The form of propaganda that is by far the most ubiquitous in American political culture is, I believe, the humble candidate selfie.
But at the most basic level, this sort of propaganda works because it is fun. There is a libidinal thrill in watching immensely powerful people do wildly impractical things. The former prime minister of Canada, for example, was famous for carefully staging whimsical publicity shots like this one of him pirouetting behind Queen Elizabeth II’s back at Buckingham Palace.
If this kind of traditionally masculine propaganda imagines the ruler as some kind of superhuman standing above ordinary politics, the far more insidious political messaging favored by liberal politicians asks us to swallow an equally ludicrous lie: that our leaders are ordinary people like us. The form of propaganda that is by far the most ubiquitous in American political culture is, I believe, the humble candidate selfie.
As Vox reported in September, selfie lines are now “officially a major part of the 2020 Democratic primaries,” with candidates sticking around for hours after their political rallies to take pictures with fans eager to meet them in person. Senator Elizabeth Warren in particular has embraced the candidate selfie as a key part of her digital strategy, having posed for more than 60,000 selfies since she started her campaign in January.
The selfie line would seem like a direct repudiation of the propaganda of exceptionality.

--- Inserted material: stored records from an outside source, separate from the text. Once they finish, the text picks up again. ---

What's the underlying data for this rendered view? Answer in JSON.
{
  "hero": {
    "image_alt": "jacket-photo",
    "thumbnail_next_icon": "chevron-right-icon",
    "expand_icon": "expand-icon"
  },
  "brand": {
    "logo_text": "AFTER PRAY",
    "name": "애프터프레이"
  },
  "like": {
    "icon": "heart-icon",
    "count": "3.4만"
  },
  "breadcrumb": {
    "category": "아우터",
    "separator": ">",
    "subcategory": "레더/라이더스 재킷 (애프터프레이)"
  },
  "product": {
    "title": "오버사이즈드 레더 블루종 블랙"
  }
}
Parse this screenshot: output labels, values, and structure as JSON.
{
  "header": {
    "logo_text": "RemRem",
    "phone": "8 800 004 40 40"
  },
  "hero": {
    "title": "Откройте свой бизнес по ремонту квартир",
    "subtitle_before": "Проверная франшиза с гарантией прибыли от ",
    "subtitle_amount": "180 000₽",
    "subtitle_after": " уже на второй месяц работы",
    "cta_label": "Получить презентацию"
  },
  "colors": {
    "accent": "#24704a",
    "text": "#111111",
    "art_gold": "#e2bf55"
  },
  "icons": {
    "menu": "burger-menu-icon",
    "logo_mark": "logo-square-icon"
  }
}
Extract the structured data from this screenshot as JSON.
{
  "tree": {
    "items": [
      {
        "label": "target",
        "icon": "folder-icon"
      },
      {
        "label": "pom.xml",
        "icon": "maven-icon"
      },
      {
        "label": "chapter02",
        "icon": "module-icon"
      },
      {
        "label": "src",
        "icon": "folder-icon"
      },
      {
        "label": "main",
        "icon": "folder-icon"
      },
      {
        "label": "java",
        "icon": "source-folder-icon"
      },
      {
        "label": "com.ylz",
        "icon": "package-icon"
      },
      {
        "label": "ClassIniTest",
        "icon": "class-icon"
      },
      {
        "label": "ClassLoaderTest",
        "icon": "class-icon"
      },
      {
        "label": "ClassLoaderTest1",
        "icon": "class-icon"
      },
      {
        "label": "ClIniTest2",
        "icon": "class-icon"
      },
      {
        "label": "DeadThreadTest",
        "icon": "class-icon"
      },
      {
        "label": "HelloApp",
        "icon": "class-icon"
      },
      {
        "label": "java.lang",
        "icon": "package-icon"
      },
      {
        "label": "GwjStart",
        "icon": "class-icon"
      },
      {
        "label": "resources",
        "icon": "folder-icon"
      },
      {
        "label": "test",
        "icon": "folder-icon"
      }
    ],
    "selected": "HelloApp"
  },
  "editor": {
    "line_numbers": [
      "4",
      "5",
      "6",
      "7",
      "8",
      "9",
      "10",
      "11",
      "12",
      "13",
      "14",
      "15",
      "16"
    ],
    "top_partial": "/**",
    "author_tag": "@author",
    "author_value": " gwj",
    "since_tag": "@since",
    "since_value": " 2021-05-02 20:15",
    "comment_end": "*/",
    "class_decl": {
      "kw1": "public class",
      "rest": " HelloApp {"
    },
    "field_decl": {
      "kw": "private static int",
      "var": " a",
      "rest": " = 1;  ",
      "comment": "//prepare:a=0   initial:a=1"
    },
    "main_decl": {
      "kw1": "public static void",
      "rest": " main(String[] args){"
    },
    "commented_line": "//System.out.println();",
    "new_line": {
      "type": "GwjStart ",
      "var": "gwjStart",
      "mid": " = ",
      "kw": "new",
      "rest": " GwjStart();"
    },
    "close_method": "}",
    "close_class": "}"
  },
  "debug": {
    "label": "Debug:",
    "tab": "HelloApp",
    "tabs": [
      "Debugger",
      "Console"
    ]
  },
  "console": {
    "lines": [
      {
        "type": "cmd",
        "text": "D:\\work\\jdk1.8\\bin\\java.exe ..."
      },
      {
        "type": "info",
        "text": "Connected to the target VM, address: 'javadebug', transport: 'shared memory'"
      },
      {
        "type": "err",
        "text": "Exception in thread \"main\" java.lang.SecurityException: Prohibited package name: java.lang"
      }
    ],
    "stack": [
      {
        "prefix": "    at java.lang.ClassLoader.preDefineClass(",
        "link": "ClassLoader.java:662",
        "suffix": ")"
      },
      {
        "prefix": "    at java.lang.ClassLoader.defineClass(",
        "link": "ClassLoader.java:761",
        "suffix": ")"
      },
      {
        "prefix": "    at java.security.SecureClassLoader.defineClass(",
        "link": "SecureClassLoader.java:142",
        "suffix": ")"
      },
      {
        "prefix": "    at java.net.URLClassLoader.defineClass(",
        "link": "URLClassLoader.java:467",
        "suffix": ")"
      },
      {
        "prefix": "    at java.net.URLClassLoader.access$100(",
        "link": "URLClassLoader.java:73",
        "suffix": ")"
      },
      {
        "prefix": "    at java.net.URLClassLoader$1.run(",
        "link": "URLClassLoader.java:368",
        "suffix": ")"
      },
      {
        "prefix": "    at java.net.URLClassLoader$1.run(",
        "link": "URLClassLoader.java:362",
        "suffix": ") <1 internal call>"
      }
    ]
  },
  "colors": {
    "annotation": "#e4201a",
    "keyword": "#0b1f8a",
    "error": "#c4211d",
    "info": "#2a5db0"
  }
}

Instead of the monologic relationship between the individual leader and the faceless mob, the candidate selfie is dialogic, emphasizing equally the individuality of candidate and fan. In the candidate selfie, the political force becomes a human being, the representation of whom is taken out of the hands of their own spin doctors and democratized, freely circulated by enthusiastic individuals engaged in the democratic process.
Warren might have been making a stab at irony when she said sticking around for selfies was “the heart of democracy,” but it is true. For liberal capitalists, this is exactly what democracy looks like: a series of individuals lining up to engage in a ritualistic, managed, and largely symbolic encounter between the technocratic elite and the people they are nominally meant to serve.
As an encounter between politician and people, the candidate selfie communicates the leader’s authenticity, their desire to connect to the public, to press the flesh and hear from real folks. This, of course, reinforces what we as citizens of liberal capitalist democracies often want to believe about our leaders: that they are just like us. That after a long day of abetting genocide and selling leases for offshore oil drilling, they listen to the same music and read the same books and have the same deep thoughts about the paradoxes of freedom and the moral complexity of power.
I have met several prominent politicians, but I always feel uncomfortable asking them for selfies. I confess that the candidates I am most drawn to are the ones who seems to understand the necessity of selfies and interviews and media profiles while seemingly deeply ambivalent to them. I like their wrinkled suits and irritable manners, their frustrations with the dog and pony show of democratic politics.
But then, of course I do: this, too, is propaganda, propaganda that is directed at people who like their leaders to seem morally serious and exhausted. And that’s the thing about effective propaganda — it works best when you can recognize it as such and still be swept away by the illusion.